* _Prompt_
From first line to last, retype the data exactly.

* _Task material_
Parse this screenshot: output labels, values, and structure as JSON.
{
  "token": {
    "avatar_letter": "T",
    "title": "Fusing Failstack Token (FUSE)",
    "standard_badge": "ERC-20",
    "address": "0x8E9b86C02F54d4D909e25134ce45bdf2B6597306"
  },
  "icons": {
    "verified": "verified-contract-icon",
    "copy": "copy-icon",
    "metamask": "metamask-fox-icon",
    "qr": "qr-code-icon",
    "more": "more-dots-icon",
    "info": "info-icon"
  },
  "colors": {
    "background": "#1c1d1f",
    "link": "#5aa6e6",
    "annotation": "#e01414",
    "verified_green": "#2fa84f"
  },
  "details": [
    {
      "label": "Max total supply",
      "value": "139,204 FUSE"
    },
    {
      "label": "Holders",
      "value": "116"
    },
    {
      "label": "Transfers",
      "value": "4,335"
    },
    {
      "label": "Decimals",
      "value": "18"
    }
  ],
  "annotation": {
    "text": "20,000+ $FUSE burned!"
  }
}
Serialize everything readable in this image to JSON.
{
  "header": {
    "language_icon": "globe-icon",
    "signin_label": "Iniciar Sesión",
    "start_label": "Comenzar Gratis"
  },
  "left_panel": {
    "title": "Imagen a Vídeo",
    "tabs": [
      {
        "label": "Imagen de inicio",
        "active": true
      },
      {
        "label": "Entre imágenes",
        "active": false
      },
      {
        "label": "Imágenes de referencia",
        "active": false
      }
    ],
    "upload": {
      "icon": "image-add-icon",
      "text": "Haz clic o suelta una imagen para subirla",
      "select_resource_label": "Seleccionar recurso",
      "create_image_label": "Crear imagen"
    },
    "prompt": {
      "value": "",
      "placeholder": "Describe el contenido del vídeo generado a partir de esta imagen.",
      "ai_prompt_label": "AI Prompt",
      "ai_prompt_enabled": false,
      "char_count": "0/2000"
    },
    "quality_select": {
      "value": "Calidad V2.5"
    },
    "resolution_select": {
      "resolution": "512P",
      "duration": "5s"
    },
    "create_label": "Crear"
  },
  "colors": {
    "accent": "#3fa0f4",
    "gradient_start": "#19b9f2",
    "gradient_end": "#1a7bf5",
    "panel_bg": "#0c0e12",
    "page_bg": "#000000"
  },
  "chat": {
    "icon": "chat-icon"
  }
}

* _Solved exercise_
Parse this screenshot: output labels, values, and structure as JSON.
{
  "token": {
    "avatar_letter": "T",
    "title": "Fusing Failstack Token (FUSE)",
    "standard_badge": "ERC-20",
    "address": "0x8E9b86C02F54d4D909e25134ce45bdf2B6597306"
  },
  "icons": {
    "verified": "verified-contract-icon",
    "copy": "copy-icon",
    "metamask": "metamask-fox-icon",
    "qr": "qr-code-icon",
    "more": "more-dots-icon",
    "info": "info-icon"
  },
  "colors": {
    "background": "#1c1d1f",
    "link": "#5aa6e6",
    "annotation": "#e01414",
    "verified_green": "#2fa84f"
  },
  "details": [
    {
      "label": "Max total supply",
      "value": "139,204 FUSE"
    },
    {
      "label": "Holders",
      "value": "116"
    },
    {
      "label": "Transfers",
      "value": "4,335"
    },
    {
      "label": "Decimals",
      "value": "18"
    }
  ],
  "annotation": {
    "text": "20,000+ $FUSE burned!"
  }
}
Serialize everything readable in this image to JSON.
{
  "header": {
    "language_icon": "globe-icon",
    "signin_label": "Iniciar Sesión",
    "start_label": "Comenzar Gratis"
  },
  "left_panel": {
    "title": "Imagen a Vídeo",
    "tabs": [
      {
        "label": "Imagen de inicio",
        "active": true
      },
      {
        "label": "Entre imágenes",
        "active": false
      },
      {
        "label": "Imágenes de referencia",
        "active": false
      }
    ],
    "upload": {
      "icon": "image-add-icon",
      "text": "Haz clic o suelta una imagen para subirla",
      "select_resource_label": "Seleccionar recurso",
      "create_image_label": "Crear imagen"
    },
    "prompt": {
      "value": "",
      "placeholder": "Describe el contenido del vídeo generado a partir de esta imagen.",
      "ai_prompt_label": "AI Prompt",
      "ai_prompt_enabled": false,
      "char_count": "0/2000"
    },
    "quality_select": {
      "value": "Calidad V2.5"
    },
    "resolution_select": {
      "resolution": "512P",
      "duration": "5s"
    },
    "create_label": "Crear"
  },
  "colors": {
    "accent": "#3fa0f4",
    "gradient_start": "#19b9f2",
    "gradient_end": "#1a7bf5",
    "panel_bg": "#0c0e12",
    "page_bg": "#000000"
  },
  "chat": {
    "icon": "chat-icon"
  }
}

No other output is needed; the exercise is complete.